■ What is being asked
If a line below contains the string "items", return that line.

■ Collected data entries
○ ○ ○ ○ ○ ○ ○

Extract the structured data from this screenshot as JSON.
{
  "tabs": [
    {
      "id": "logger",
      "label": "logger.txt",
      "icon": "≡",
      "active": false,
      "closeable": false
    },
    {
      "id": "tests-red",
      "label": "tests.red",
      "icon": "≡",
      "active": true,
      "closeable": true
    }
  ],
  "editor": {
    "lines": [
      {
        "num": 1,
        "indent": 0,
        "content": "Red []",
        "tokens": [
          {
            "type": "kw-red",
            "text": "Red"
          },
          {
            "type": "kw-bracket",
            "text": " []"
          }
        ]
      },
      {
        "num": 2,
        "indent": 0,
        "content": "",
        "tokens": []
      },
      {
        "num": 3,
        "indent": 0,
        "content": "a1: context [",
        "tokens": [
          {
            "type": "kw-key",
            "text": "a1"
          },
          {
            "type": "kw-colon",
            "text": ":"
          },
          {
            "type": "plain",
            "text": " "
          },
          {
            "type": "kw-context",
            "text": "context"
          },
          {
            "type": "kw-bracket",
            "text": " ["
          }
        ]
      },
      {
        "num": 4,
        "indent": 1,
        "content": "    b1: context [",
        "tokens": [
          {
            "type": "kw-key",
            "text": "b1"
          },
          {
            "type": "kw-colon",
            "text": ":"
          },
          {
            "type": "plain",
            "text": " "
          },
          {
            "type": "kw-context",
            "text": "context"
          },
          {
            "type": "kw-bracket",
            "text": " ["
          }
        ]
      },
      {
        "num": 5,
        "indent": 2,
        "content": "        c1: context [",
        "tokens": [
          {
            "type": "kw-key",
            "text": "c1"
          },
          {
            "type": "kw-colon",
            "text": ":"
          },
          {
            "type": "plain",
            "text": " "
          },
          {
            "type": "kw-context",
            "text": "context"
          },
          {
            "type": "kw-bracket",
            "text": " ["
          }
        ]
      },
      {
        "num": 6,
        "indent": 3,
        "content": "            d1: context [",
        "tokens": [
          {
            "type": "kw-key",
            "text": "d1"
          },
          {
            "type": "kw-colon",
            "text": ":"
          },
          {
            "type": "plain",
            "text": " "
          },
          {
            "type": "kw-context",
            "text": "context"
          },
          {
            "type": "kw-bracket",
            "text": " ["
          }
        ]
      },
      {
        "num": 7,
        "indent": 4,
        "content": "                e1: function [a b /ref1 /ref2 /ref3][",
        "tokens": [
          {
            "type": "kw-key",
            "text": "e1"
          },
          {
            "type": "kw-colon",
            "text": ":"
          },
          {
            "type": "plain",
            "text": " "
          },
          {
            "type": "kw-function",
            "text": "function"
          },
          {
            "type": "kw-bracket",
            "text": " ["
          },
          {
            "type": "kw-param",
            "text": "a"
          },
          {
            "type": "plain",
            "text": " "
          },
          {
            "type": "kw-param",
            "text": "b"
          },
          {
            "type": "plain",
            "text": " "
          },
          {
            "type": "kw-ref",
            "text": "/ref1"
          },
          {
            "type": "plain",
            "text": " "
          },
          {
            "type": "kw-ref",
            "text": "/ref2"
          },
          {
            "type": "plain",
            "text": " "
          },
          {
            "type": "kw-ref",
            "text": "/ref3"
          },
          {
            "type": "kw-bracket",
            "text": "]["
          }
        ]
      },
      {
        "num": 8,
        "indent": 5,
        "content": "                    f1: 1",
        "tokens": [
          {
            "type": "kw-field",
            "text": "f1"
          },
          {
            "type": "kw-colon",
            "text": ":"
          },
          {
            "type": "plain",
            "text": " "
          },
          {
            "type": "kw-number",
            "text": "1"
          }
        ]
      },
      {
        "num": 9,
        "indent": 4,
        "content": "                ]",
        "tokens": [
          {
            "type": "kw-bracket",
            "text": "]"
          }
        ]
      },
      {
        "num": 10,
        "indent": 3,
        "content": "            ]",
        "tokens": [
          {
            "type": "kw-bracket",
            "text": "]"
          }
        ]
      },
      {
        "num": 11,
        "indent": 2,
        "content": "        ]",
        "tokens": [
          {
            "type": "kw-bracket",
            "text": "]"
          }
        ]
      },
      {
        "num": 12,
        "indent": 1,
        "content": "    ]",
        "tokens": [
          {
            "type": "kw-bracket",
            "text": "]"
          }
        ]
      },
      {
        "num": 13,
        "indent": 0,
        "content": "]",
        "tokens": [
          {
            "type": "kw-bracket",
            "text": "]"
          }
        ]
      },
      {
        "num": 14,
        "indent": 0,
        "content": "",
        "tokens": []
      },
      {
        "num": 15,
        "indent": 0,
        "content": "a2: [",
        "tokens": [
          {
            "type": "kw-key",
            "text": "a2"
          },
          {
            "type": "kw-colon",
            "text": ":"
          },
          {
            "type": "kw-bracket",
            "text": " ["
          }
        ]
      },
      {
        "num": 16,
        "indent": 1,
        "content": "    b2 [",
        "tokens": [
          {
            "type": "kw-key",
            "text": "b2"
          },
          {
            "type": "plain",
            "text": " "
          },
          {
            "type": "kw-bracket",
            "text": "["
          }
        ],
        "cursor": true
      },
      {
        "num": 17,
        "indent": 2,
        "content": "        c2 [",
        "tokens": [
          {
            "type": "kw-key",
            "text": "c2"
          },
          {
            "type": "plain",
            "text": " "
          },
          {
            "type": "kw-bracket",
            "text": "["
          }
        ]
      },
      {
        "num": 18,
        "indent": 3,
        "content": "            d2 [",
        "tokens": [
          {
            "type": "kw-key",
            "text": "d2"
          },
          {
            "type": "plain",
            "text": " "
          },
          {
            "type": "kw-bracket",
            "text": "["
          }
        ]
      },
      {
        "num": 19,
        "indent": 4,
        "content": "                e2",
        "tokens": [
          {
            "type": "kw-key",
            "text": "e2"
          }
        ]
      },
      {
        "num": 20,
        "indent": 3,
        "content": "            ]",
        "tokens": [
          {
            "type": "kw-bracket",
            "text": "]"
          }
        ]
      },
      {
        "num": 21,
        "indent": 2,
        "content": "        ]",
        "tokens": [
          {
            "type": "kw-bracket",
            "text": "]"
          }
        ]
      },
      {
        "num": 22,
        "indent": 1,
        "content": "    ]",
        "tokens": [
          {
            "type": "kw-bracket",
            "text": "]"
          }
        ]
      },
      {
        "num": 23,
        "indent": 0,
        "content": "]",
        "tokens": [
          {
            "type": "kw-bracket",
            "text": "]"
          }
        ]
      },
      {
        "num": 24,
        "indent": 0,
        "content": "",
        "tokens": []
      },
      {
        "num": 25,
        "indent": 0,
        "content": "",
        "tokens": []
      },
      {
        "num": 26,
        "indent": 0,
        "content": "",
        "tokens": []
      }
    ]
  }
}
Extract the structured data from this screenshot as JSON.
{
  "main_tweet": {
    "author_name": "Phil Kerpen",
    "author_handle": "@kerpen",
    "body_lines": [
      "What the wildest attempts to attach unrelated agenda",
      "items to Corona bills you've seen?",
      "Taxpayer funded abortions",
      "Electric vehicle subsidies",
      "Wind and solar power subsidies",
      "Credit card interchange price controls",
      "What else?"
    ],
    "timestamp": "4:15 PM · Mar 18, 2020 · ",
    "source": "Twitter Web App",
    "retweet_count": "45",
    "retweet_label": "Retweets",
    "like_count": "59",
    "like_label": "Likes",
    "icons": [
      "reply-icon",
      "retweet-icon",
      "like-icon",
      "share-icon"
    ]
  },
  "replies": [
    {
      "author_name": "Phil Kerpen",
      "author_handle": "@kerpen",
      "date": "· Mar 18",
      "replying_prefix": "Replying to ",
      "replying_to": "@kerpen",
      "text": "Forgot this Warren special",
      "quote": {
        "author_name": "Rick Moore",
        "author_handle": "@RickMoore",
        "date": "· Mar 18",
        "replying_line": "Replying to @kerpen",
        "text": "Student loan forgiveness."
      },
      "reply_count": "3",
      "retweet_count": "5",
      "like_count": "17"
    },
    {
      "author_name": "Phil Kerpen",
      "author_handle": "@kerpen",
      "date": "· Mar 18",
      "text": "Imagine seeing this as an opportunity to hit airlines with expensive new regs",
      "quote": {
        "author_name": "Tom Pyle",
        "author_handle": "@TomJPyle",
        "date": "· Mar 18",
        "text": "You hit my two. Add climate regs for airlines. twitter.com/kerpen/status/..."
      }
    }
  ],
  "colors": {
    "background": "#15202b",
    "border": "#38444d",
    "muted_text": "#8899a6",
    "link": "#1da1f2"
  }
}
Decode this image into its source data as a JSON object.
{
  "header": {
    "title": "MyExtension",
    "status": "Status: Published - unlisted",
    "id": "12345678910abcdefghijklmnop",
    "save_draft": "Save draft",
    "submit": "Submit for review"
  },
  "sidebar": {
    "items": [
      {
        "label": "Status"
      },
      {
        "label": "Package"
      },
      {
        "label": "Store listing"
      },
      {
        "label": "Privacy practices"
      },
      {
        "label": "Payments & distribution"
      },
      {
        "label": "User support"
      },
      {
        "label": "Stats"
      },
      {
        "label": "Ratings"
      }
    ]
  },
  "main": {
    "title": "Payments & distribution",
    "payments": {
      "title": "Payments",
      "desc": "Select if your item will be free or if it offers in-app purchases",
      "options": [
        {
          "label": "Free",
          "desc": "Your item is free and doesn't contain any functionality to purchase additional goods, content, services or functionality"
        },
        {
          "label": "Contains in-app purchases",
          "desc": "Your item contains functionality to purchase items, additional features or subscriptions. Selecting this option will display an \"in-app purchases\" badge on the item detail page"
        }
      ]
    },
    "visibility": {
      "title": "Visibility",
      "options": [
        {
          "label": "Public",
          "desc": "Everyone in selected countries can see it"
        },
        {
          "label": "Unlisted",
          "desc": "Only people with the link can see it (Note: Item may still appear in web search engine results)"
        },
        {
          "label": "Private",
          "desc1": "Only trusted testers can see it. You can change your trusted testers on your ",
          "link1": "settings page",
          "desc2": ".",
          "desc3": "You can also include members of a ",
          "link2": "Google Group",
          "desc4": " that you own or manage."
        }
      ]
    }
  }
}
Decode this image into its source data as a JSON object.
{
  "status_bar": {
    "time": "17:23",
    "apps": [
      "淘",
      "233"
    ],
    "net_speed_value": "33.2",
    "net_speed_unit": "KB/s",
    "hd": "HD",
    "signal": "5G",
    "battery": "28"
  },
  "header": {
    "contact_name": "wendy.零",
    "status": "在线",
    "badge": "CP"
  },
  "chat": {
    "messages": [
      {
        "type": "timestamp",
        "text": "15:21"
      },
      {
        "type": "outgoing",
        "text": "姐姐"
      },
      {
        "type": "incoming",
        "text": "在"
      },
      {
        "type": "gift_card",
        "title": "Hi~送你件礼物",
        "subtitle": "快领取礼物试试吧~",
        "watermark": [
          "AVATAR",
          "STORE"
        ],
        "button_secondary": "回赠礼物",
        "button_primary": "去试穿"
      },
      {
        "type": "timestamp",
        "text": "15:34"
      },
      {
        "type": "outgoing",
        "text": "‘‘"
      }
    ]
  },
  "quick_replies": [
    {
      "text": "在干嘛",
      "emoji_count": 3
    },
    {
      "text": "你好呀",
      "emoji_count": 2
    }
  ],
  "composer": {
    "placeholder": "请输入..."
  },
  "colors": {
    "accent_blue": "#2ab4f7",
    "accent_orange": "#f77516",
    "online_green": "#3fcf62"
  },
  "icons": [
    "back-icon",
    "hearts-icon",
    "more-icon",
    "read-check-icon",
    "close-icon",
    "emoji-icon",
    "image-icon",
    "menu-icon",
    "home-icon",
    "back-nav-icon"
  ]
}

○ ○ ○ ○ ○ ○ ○

■ Answer to the exercise
      "items to Corona bills you've seen?",
    "items": [
          "desc": "Your item contains functionality to purchase items, additional features or subscriptions. Selecting this option will display an \"in-app purchases\" badge on the item detail page"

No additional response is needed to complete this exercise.